When you’re really in love, you could make subtle adjustments to your look or demeanor to fit your ideal mate. Think about the aspects of yourself that you may have suppressed, changed, or denied. Perhaps you wore more flamboyant clothing than you would have liked, started participating in a sport you had no interest in, or gave up your favorite pastime. Perhaps you stopped asking for what you wanted and expressing your emotions appropriately. Do you feel at ease with such modifications? It may be possible to lessen your love for someone who didn’t actually love you for you by considering the aspects of yourself that you may have easily lost in the relationship.
- Open yourself up to new relationships

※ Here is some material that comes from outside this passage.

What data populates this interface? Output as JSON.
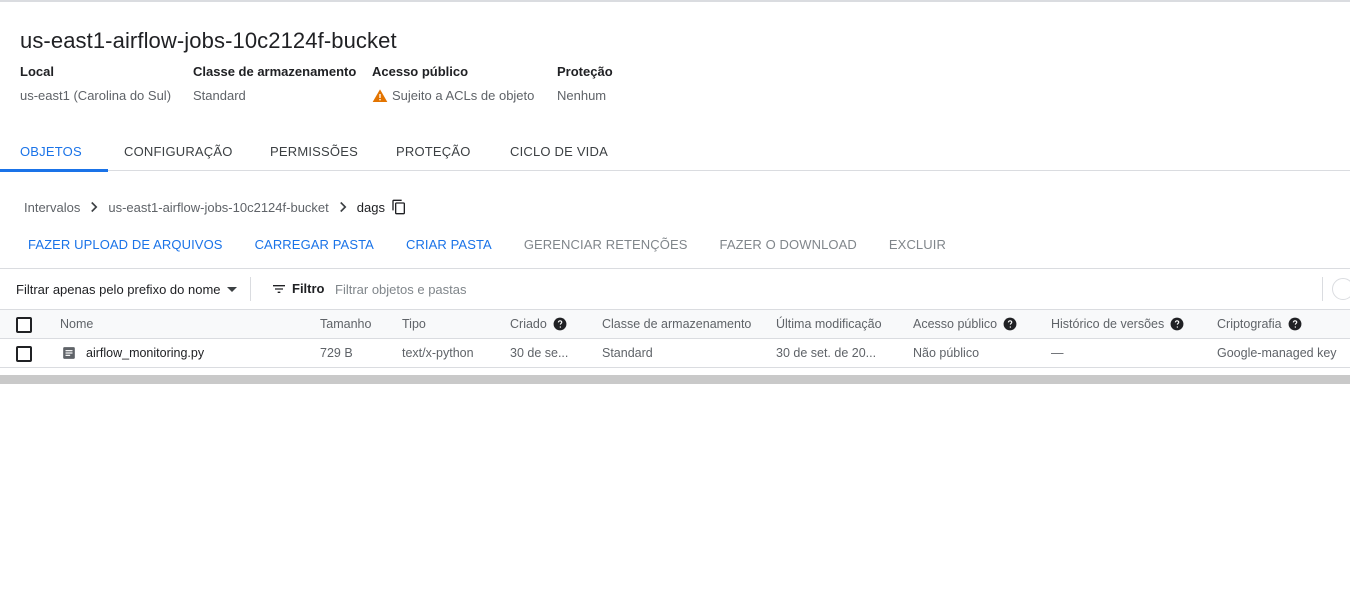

You may prepare for a new relationship that will better meet your requirements and enable you to grow even more by taking lessons from your previous relationships. Long-term, your development will also make you a more valuable partner. Be open to new experiences with a new relationship when you’re ready.
- Identify your needs & red flags for future relationships
Lifelong learning is a process. Every time we experience the death of a relationship, we gain new knowledge. Spend some time journaling, exploring your emotions, and realizing the importance of your ideals and sentiments. As they are a component of you, it is crucial to consider them while choosing your next partner. It can allow you the room to decide what you will and won’t accept moving forward.
- Remove them from your social media & any physical reminders
Seeing items on social media or in your home that bring up terrible memories of a loved one might make it more difficult to move on. It will help steadily purify your environment and turn it into a sanctuary for healing. Acknowledging your experience is crucial, so don’t pretend they didn’t occur. But, ensure you allow yourself enough room to go ahead without having them resurface due to objects or social media.
- Talk to a therapist
It can be challenging to cope with sadness and pain sometimes, so having a support network to help you through this is beneficial. But for some people, talking to a therapist is the best approach to getting better and moving on. An online therapist directory, where you can search by region, insurance, and specialty, is a convenient place to start if you need assistance locating a therapist.
Closing a chapter in your life may be challenging, mainly involving sexual connections. Just remember that you’ll move on and recover eventually and that if you want to, you’ll probably find another partner that satisfies your needs and makes you happy.